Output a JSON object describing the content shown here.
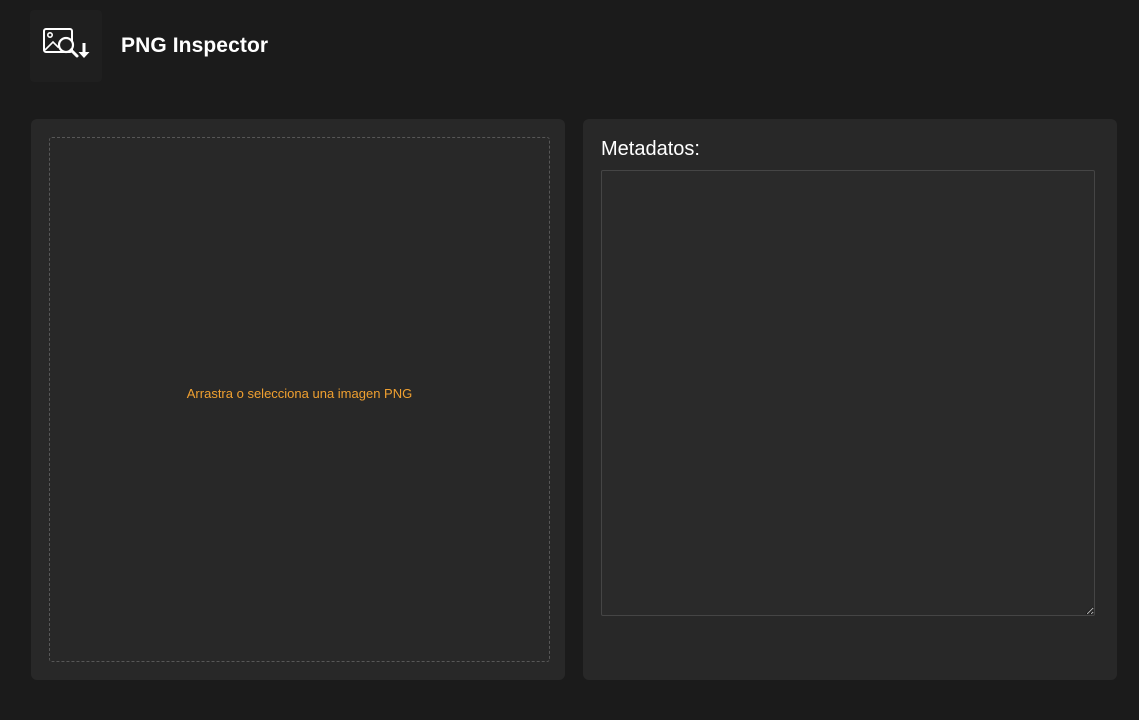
{
  "app": {
    "title": "PNG Inspector",
    "logo_icon": "image-search-download-icon"
  },
  "dropzone": {
    "prompt": "Arrastra o selecciona una imagen PNG"
  },
  "metadata": {
    "label": "Metadatos:",
    "value": ""
  },
  "colors": {
    "background": "#1b1b1b",
    "panel": "#282828",
    "accent": "#f0a030",
    "text": "#ffffff"
  }
}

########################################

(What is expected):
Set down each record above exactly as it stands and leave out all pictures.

(Result of this task):
Output a JSON object describing the content shown here.
{
  "app": {
    "title": "PNG Inspector",
    "logo_icon": "image-search-download-icon"
  },
  "dropzone": {
    "prompt": "Arrastra o selecciona una imagen PNG"
  },
  "metadata": {
    "label": "Metadatos:",
    "value": ""
  },
  "colors": {
    "background": "#1b1b1b",
    "panel": "#282828",
    "accent": "#f0a030",
    "text": "#ffffff"
  }
}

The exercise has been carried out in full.